[Excerpts from a dataset]

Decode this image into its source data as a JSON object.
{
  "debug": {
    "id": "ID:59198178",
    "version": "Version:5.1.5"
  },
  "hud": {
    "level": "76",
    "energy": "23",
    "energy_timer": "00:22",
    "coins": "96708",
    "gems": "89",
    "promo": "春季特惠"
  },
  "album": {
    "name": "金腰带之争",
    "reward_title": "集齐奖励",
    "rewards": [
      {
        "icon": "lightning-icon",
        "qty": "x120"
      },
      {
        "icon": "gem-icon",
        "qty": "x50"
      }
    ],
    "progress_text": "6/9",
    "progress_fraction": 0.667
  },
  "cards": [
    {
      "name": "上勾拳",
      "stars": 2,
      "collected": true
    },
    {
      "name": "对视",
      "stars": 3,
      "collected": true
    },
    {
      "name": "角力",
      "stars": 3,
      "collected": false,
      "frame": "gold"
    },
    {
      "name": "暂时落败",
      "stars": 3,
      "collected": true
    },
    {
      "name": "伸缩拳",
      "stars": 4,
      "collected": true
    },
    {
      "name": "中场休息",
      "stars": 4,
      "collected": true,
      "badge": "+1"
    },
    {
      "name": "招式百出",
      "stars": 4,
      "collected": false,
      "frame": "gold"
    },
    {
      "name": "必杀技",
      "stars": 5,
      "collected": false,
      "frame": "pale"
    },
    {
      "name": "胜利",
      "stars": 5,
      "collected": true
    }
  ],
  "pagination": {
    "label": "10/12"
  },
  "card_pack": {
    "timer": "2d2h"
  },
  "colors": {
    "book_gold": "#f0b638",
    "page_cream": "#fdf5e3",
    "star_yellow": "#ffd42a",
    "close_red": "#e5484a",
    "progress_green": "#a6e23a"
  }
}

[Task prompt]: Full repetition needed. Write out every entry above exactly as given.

[Solution to this task]:
Decode this image into its source data as a JSON object.
{
  "debug": {
    "id": "ID:59198178",
    "version": "Version:5.1.5"
  },
  "hud": {
    "level": "76",
    "energy": "23",
    "energy_timer": "00:22",
    "coins": "96708",
    "gems": "89",
    "promo": "春季特惠"
  },
  "album": {
    "name": "金腰带之争",
    "reward_title": "集齐奖励",
    "rewards": [
      {
        "icon": "lightning-icon",
        "qty": "x120"
      },
      {
        "icon": "gem-icon",
        "qty": "x50"
      }
    ],
    "progress_text": "6/9",
    "progress_fraction": 0.667
  },
  "cards": [
    {
      "name": "上勾拳",
      "stars": 2,
      "collected": true
    },
    {
      "name": "对视",
      "stars": 3,
      "collected": true
    },
    {
      "name": "角力",
      "stars": 3,
      "collected": false,
      "frame": "gold"
    },
    {
      "name": "暂时落败",
      "stars": 3,
      "collected": true
    },
    {
      "name": "伸缩拳",
      "stars": 4,
      "collected": true
    },
    {
      "name": "中场休息",
      "stars": 4,
      "collected": true,
      "badge": "+1"
    },
    {
      "name": "招式百出",
      "stars": 4,
      "collected": false,
      "frame": "gold"
    },
    {
      "name": "必杀技",
      "stars": 5,
      "collected": false,
      "frame": "pale"
    },
    {
      "name": "胜利",
      "stars": 5,
      "collected": true
    }
  ],
  "pagination": {
    "label": "10/12"
  },
  "card_pack": {
    "timer": "2d2h"
  },
  "colors": {
    "book_gold": "#f0b638",
    "page_cream": "#fdf5e3",
    "star_yellow": "#ffd42a",
    "close_red": "#e5484a",
    "progress_green": "#a6e23a"
  }
}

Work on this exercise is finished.